> **Exercise instructions**: Count up the lines below in which the string "capacity" appears. The reply should be that number alone.

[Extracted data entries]

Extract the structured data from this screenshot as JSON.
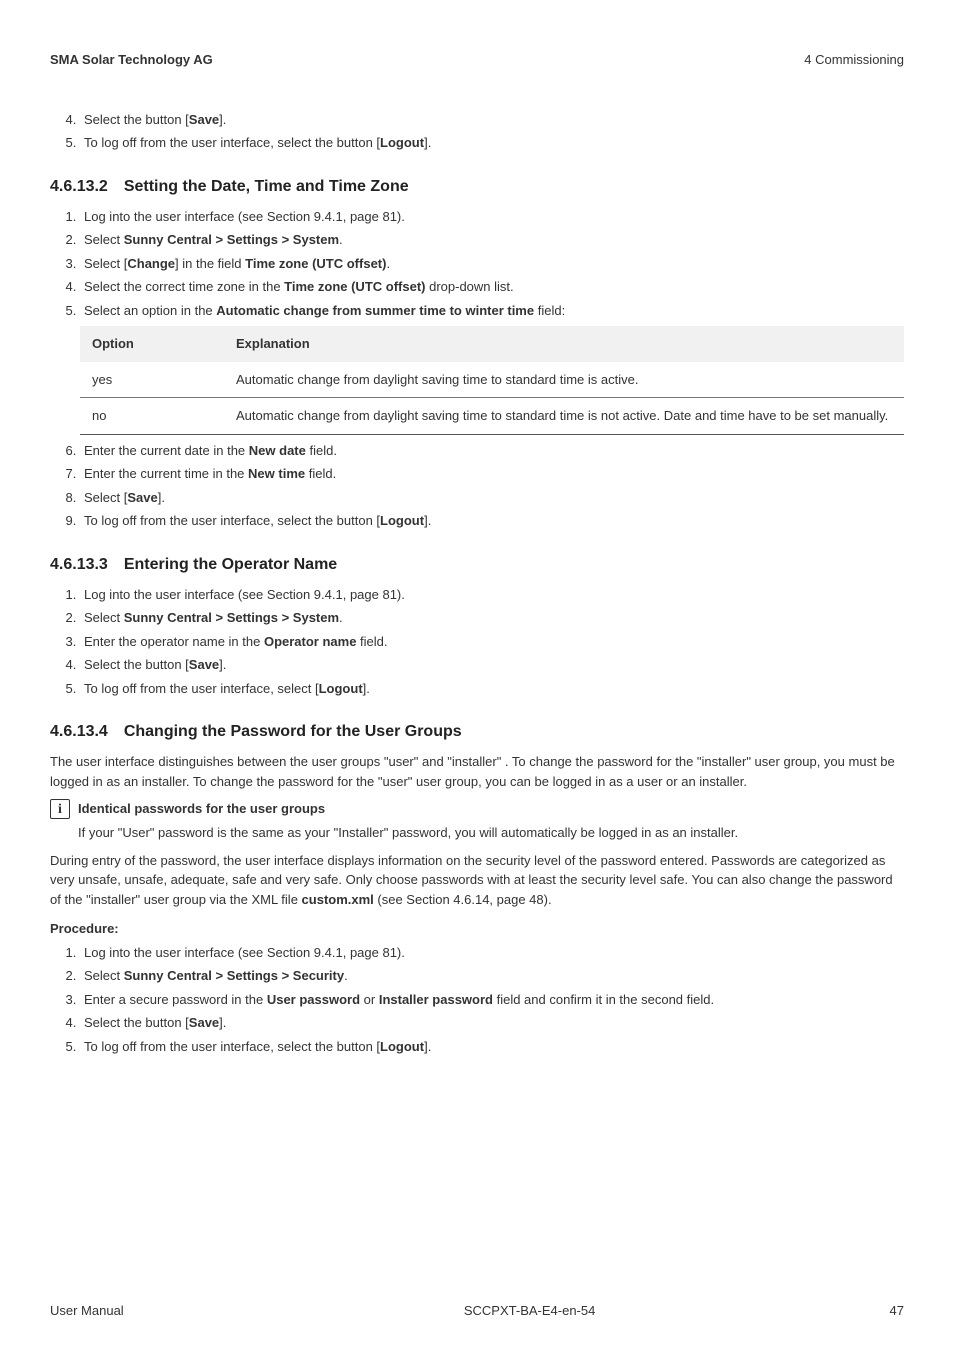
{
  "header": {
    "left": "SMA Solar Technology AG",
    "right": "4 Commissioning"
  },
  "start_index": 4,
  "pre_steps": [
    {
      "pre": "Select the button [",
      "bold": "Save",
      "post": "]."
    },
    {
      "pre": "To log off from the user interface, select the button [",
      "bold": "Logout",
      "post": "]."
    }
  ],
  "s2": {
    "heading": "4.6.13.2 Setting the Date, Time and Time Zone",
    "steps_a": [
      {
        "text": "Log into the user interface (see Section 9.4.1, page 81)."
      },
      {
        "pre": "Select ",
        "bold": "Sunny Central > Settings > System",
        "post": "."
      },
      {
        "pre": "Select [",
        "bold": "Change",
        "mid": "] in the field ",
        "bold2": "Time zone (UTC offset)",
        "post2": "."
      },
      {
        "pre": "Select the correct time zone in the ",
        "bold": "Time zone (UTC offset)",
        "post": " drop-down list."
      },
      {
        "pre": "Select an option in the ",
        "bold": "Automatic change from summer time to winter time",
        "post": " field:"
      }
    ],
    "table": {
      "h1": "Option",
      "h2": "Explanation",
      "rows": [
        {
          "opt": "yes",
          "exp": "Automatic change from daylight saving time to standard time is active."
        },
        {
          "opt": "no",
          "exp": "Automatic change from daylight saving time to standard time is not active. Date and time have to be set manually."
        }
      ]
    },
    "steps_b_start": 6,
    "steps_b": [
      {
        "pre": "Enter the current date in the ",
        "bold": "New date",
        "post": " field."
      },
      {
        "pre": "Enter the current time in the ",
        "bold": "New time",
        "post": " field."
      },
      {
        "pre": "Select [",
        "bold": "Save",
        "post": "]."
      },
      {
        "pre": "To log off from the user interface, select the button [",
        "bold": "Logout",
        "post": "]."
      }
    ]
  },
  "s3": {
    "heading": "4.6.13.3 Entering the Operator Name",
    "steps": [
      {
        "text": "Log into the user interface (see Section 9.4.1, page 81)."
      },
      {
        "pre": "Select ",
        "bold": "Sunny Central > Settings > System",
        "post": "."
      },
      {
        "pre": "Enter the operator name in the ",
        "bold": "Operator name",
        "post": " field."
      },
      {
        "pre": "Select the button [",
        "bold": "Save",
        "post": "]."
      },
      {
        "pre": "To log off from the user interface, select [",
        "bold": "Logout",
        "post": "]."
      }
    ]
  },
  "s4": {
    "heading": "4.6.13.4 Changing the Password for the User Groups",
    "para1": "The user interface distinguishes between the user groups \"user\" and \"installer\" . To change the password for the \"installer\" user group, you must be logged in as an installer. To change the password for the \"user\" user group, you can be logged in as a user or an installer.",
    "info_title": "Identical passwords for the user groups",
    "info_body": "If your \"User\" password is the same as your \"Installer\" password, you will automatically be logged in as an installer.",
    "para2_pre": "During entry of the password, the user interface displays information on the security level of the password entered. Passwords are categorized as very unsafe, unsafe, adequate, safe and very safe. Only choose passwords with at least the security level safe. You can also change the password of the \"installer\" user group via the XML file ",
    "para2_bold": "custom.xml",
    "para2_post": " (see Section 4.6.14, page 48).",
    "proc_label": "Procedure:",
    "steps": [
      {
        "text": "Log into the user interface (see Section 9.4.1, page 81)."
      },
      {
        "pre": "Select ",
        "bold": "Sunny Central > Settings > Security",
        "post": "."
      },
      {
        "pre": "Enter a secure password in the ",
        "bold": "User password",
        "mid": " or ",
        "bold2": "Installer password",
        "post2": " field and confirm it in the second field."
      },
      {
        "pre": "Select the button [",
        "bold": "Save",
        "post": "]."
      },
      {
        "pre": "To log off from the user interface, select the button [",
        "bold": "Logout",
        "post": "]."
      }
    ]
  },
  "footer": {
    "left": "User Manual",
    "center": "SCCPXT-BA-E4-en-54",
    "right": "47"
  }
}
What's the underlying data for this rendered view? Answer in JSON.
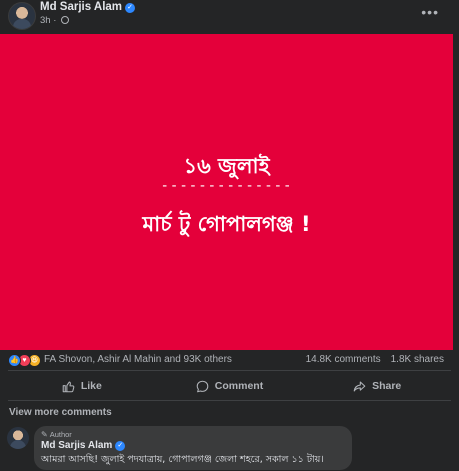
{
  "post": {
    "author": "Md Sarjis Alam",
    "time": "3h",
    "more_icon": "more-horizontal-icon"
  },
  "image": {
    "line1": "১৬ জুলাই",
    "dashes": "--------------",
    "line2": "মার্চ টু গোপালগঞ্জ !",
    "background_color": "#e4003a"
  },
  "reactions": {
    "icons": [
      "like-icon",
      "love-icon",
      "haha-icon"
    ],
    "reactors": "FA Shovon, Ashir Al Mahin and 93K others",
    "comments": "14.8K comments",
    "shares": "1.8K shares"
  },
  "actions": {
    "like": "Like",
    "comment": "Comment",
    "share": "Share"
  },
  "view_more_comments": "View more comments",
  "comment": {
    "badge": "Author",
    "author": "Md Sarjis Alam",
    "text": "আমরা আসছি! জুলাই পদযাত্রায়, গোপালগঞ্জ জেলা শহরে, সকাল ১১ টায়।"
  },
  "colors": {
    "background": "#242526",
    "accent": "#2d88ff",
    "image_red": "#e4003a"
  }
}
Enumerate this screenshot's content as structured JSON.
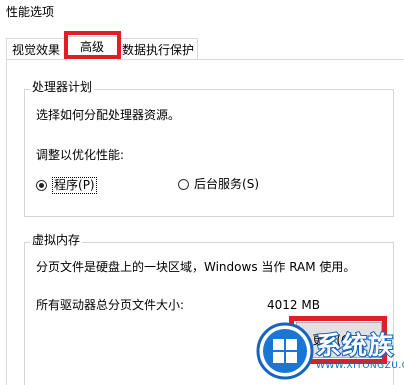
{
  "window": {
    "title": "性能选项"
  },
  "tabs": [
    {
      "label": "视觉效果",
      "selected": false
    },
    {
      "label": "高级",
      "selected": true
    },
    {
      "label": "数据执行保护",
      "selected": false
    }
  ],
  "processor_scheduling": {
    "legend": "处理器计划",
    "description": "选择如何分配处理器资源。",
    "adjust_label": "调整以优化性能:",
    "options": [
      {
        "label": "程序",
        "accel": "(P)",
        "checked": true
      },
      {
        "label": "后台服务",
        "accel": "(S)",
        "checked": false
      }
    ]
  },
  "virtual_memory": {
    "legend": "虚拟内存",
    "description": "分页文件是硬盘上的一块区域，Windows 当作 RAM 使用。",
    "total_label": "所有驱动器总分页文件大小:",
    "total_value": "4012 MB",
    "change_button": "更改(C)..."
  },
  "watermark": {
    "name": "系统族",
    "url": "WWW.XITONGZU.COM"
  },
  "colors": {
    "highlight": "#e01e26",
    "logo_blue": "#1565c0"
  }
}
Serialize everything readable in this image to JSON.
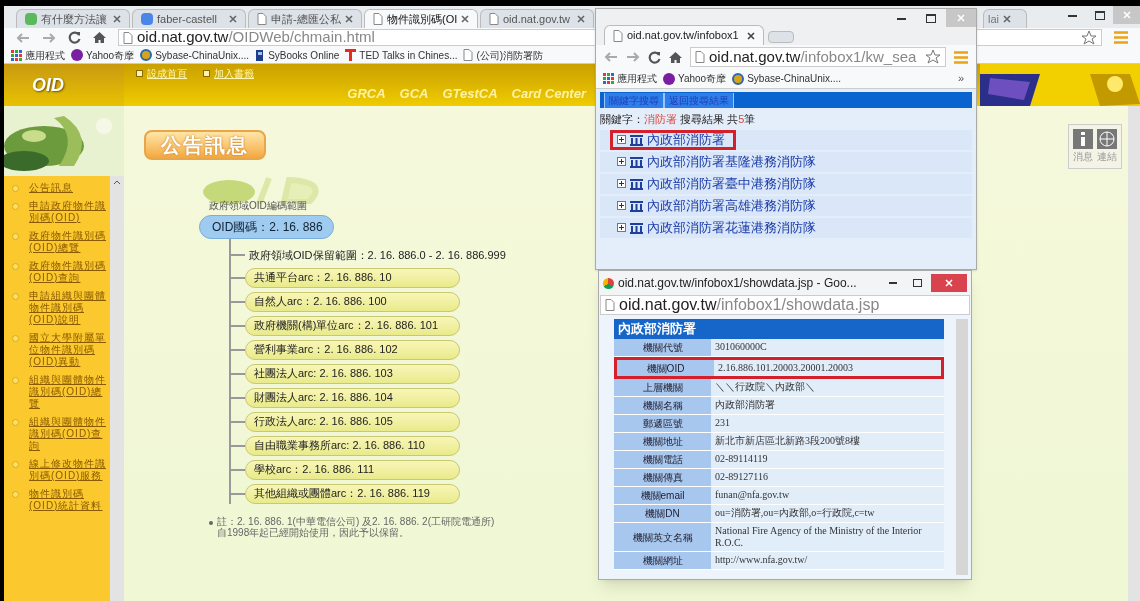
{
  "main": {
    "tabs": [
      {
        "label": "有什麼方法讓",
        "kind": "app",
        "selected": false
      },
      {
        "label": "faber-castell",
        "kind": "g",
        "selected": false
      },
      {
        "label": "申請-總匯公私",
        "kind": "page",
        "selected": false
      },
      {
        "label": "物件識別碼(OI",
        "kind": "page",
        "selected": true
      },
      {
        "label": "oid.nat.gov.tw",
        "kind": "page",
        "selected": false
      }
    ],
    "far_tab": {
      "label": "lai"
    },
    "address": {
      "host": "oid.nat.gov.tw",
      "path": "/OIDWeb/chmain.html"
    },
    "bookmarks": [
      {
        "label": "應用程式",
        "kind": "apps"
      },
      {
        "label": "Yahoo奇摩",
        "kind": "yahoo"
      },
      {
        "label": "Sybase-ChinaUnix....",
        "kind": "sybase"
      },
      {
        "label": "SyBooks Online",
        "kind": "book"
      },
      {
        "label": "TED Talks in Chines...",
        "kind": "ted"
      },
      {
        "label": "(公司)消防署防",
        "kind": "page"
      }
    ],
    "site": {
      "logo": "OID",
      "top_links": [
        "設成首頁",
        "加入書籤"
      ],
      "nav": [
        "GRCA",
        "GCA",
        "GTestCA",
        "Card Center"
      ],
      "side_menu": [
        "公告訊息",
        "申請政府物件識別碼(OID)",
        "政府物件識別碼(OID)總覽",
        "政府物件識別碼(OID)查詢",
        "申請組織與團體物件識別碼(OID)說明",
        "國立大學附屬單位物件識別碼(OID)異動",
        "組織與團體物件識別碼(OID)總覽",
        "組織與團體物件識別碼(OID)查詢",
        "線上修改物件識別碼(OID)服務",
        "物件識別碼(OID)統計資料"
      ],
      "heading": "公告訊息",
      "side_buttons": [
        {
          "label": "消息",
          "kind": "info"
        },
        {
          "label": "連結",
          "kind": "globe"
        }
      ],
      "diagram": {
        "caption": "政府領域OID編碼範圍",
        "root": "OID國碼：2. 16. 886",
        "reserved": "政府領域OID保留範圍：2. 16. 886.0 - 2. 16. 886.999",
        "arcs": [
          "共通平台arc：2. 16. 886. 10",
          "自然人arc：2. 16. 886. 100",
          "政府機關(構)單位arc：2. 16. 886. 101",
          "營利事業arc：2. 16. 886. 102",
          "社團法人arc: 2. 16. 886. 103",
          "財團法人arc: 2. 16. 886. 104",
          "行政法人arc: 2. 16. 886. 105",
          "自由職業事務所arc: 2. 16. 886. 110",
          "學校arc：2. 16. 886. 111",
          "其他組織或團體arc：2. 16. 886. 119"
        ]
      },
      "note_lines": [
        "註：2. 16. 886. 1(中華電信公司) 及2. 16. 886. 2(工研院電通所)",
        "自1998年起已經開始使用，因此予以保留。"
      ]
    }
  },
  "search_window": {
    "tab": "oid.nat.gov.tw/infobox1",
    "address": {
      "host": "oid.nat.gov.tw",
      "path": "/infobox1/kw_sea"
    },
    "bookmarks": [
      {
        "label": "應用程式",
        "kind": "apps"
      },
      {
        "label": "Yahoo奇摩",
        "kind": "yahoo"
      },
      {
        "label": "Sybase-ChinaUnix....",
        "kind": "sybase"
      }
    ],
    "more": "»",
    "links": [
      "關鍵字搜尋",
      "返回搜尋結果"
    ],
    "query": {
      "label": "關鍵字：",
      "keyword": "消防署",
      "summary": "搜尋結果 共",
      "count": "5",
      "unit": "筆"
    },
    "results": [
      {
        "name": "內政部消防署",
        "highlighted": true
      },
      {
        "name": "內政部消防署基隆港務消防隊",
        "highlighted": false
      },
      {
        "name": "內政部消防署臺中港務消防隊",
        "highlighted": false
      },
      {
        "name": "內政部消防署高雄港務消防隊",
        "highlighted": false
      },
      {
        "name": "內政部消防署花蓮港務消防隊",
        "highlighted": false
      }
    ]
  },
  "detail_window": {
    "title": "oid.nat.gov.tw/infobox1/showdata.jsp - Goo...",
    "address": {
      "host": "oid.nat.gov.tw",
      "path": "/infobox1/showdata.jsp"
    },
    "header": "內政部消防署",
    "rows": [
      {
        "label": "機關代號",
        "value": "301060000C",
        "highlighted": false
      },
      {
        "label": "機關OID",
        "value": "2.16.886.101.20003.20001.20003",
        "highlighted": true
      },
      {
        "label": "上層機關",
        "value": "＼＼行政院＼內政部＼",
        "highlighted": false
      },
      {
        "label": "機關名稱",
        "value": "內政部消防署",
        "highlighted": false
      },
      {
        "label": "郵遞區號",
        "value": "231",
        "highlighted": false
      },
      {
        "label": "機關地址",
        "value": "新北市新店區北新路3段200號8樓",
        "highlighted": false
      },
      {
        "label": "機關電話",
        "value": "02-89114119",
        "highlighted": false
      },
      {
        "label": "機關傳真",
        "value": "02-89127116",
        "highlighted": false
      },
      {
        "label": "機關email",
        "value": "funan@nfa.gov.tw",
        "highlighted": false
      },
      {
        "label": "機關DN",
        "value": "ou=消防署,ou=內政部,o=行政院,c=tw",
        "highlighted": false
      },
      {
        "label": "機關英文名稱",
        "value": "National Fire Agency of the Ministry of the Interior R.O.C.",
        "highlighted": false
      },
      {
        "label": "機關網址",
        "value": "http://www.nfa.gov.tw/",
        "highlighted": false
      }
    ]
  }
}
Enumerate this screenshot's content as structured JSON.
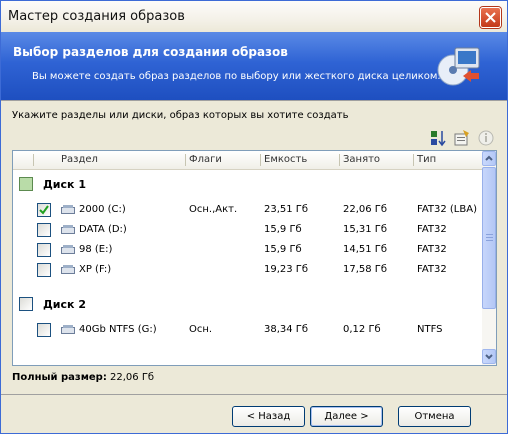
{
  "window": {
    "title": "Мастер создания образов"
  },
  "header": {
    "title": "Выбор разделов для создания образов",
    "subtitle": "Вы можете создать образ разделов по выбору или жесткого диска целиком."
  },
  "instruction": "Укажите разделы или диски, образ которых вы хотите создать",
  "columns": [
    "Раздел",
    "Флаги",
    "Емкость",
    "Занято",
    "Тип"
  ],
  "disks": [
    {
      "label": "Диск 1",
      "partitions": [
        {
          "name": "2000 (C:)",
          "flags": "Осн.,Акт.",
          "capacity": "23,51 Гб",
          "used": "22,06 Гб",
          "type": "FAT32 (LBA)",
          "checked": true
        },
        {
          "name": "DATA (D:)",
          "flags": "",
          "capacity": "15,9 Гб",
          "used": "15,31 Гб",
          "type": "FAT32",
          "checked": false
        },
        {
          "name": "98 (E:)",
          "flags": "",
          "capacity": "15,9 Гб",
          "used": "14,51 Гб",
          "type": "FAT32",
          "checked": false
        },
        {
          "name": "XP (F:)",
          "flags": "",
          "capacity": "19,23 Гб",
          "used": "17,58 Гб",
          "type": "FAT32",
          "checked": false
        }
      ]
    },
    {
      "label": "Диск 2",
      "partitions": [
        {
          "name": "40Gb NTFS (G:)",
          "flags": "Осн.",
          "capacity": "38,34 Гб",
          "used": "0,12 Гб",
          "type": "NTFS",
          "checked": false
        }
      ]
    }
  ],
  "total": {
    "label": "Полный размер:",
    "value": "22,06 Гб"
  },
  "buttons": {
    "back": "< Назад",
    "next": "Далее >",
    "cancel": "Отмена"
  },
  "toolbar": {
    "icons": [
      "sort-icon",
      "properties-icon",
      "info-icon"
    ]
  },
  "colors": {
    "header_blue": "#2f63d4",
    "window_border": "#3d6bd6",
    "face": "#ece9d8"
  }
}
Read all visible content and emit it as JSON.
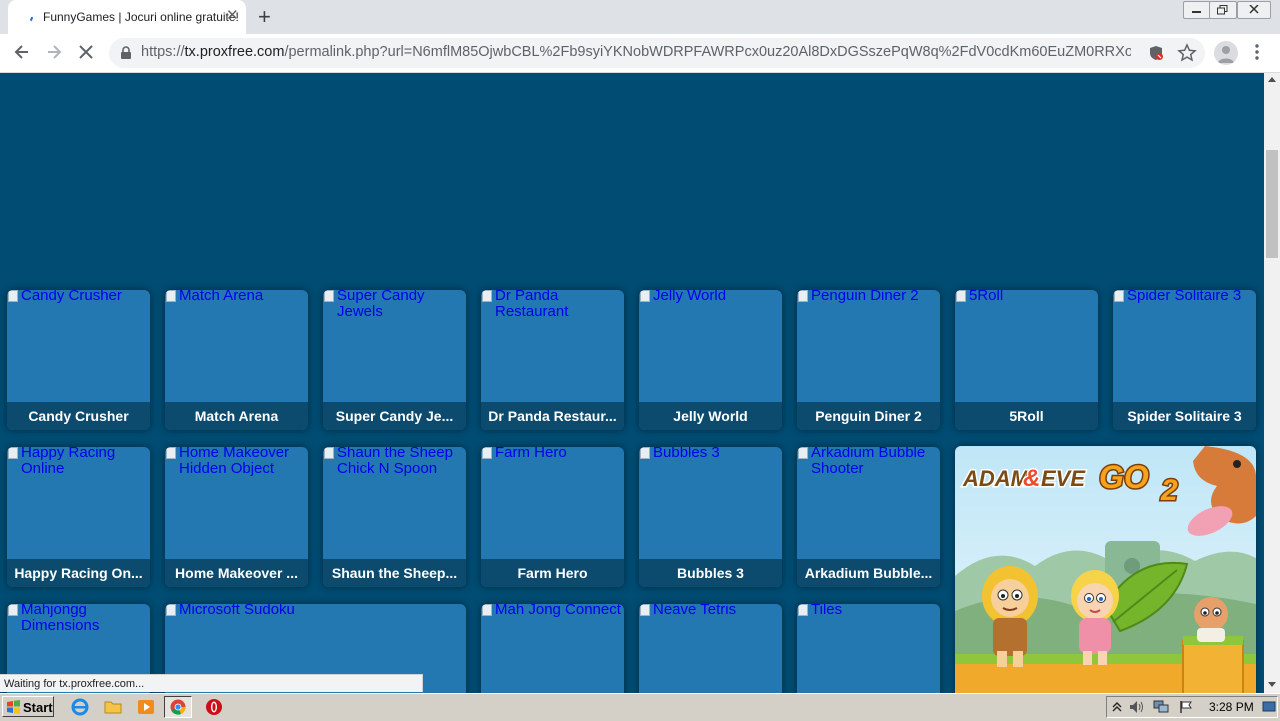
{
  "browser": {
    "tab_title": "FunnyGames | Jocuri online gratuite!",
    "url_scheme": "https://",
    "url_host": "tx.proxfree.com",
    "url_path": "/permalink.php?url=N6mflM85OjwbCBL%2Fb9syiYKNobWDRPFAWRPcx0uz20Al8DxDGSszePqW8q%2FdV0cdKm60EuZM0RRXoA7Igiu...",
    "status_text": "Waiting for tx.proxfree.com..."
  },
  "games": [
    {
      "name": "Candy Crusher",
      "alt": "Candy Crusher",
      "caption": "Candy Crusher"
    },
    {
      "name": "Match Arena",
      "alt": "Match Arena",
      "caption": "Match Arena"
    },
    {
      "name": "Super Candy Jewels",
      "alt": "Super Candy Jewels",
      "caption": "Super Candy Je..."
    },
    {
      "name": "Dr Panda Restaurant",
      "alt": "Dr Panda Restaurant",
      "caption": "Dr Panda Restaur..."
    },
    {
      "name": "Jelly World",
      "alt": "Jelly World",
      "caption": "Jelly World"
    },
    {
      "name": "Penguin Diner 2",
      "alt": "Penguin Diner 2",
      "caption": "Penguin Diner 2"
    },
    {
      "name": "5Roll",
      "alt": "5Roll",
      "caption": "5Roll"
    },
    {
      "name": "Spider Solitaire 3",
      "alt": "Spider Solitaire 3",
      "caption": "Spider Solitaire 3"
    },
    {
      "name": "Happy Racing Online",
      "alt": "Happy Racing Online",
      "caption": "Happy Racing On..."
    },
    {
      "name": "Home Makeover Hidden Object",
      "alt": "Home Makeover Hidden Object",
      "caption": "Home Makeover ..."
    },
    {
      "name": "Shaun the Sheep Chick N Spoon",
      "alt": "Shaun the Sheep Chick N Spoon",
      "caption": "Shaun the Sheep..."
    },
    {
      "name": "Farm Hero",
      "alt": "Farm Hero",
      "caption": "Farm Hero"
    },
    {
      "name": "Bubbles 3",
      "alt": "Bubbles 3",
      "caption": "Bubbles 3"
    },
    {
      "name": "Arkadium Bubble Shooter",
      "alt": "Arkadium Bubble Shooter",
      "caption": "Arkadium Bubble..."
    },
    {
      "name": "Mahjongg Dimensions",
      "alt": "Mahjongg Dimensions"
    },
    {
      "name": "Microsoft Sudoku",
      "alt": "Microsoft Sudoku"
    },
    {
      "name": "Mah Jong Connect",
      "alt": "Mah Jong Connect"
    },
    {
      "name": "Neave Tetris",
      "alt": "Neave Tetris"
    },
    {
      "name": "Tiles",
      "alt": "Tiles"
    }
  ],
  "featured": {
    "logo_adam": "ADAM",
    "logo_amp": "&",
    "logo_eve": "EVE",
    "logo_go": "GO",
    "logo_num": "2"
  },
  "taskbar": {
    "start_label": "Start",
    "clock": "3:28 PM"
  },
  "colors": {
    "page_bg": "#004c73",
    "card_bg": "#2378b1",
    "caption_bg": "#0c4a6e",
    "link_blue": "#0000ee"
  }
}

> **Task result**: 5